By Michael Kun
As we have written before in this space, the latest wave of class actions in California is one alleging that employers have not complied with obscure requirements requiring the provision of “suitable seating” to employees – and that employees are entitled to significant penalties as a result.
The “suitable seating” provisions are buried so deep in Wage Orders that most plaintiffs’ attorneys were not even aware of them until recently. Importantly, they do not require all employers to provide seats to all employees. Instead, they provide that employers shall provide “suitable seats when the nature of the work reasonably permits the use of seats.”
Because the “suitable seating” provisions were so obscure, there is scant case law or other analysis for employers to refer to in determining whether, when and how to provide seats to particular employees. Among other things, the most important phrases in the provisions – “suitable seats” and “nature of the work” – are nowhere defined. While those terms would seem to suggest that an employer’s goals and expectations must be taken into consideration – including efficiency, effectiveness and the image the employer wishes to project – plaintiffs’ counsel have not unexpectedly argued that such issues are irrelevant. They have argued that if a job can be done while seated, a seat must be provided.
The first “suitable seating” case has gone to finally gone to trial in United States District Court for the Northern District of California. The decision issued after a bench trial in Garvey v. Kmart Corporation is a victory for Kmart Corporation on claims that it unlawfully failed to provide seats to its cashiers at one of its California stores. The decision sheds some light on the scope and meaning of the “suitable seating” provisions. But it also may provide some guidance to plaintiffs’ counsel on arguments to make in future cases.
Addressing the “suitable seating” issue at Kmart’s Tulare, California store, the court rejected plaintiffs’ counsel’s arguments that Kmart was required to redesign its cashier and bagging areas in order to provide seats. Importantly, the court recognized that Kmart has a “genuine customer-service rationale for requiring its cashiers to stand”: “Kmart has every right to be concerned with efficiency – and the appearance of efficiency – of its checkout service.” That concern is one likely shared by many employers.

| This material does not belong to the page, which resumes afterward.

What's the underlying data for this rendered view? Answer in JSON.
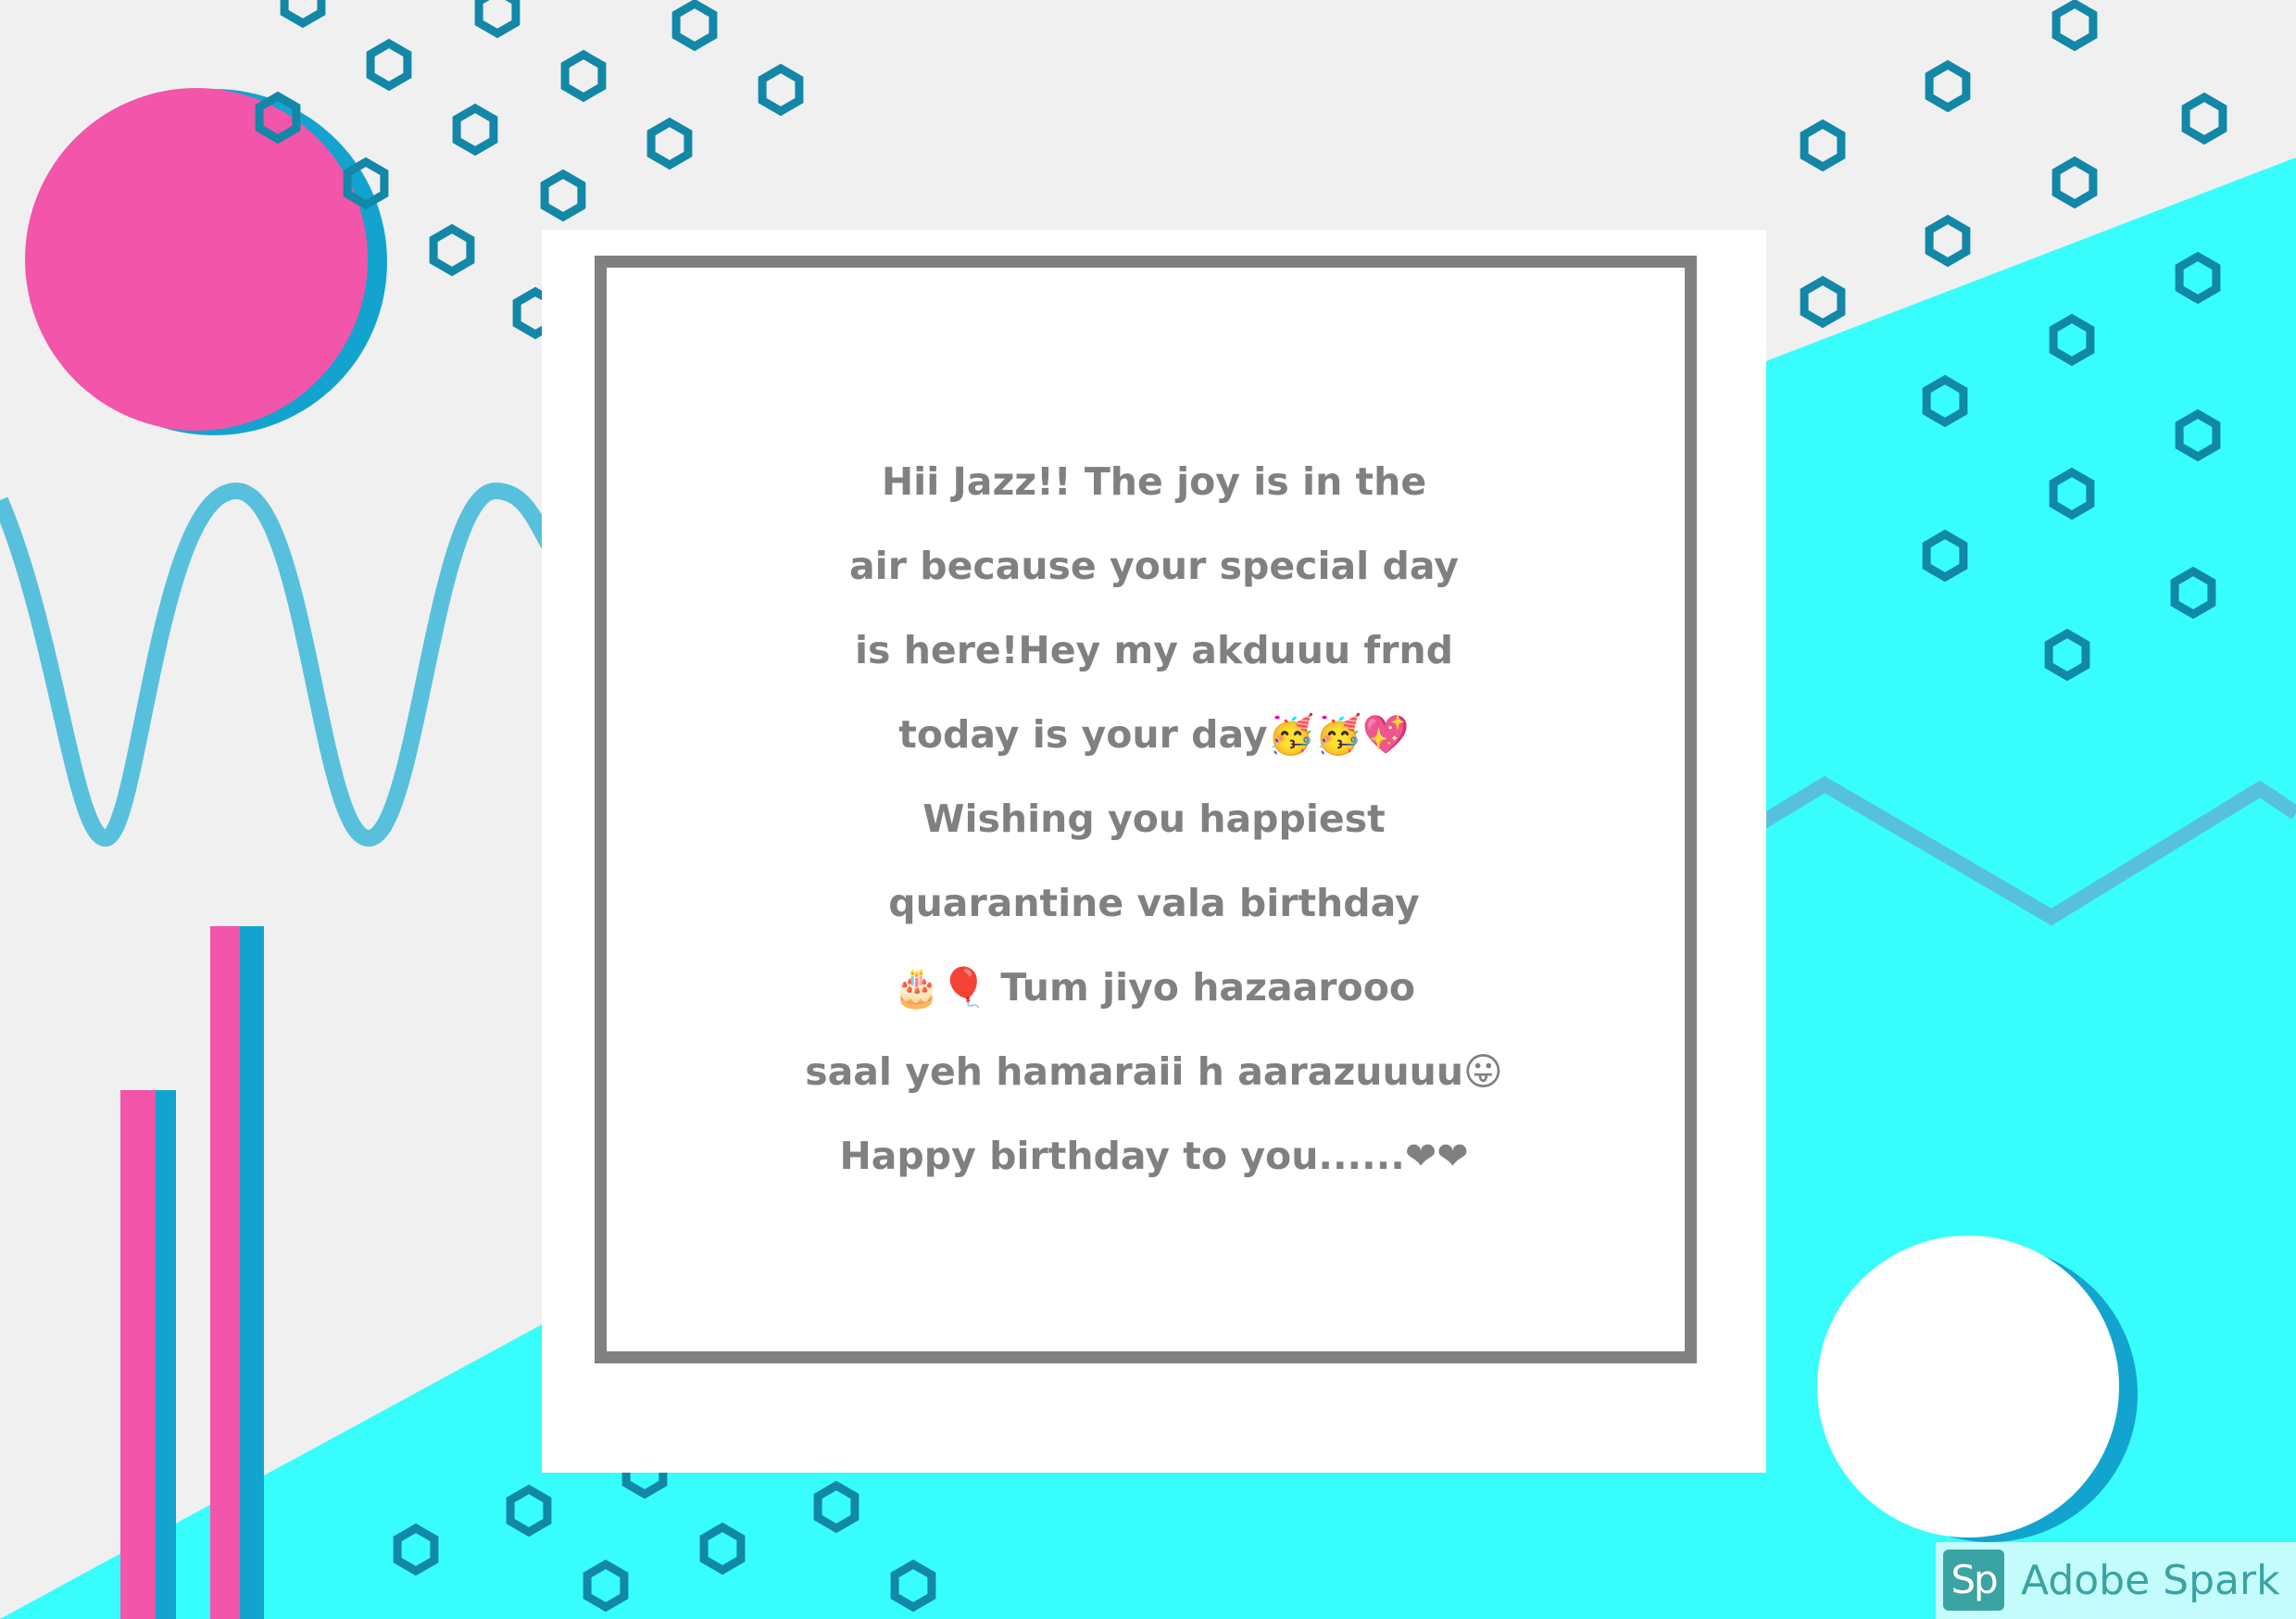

In reaching its decision, the court expressed concern not only about safety, but also about the cashiers’ ability to project a “ready-to-assist attitude”: “Each time the cashier were to rise or sit, the adjustment exercise itself would telegraph a message to those in line, namely a message that the convenience of employees comes first.” The court further explained: “In order to avoid inconveniencing a seated cashier, moreover, customers might themselves feel obligated to move larger and bulkier merchandise along the counter, a task Kmart wants its cashiers to do in the interest of good customer service.”
While recognizing that image, customer service and efficiency goals must all be taken into consideration in determining whether seating must be provided, the court then appeared to provide some guidance to plaintiffs. The court addressed the possibility that these issues could be addressed through the use of “lean-stools.” Acknowledging that the use of “lean-stools” had not been developed at trial, the court invited arguments about them at the trial of “suitable seating” claims for the next Kmart store. Thus, while expressly refusing to decide whether Kmart employees should have been provide “lean-stools,” the court may have provided plaintiffs’ counsel with an important argument to make in future trials.
And, as a result, employers in California – particularly in the hospitality and retail industries – should now be expected to address whether they could or should be providing “lean-stools” to employees whom they expect to stand during their jobs.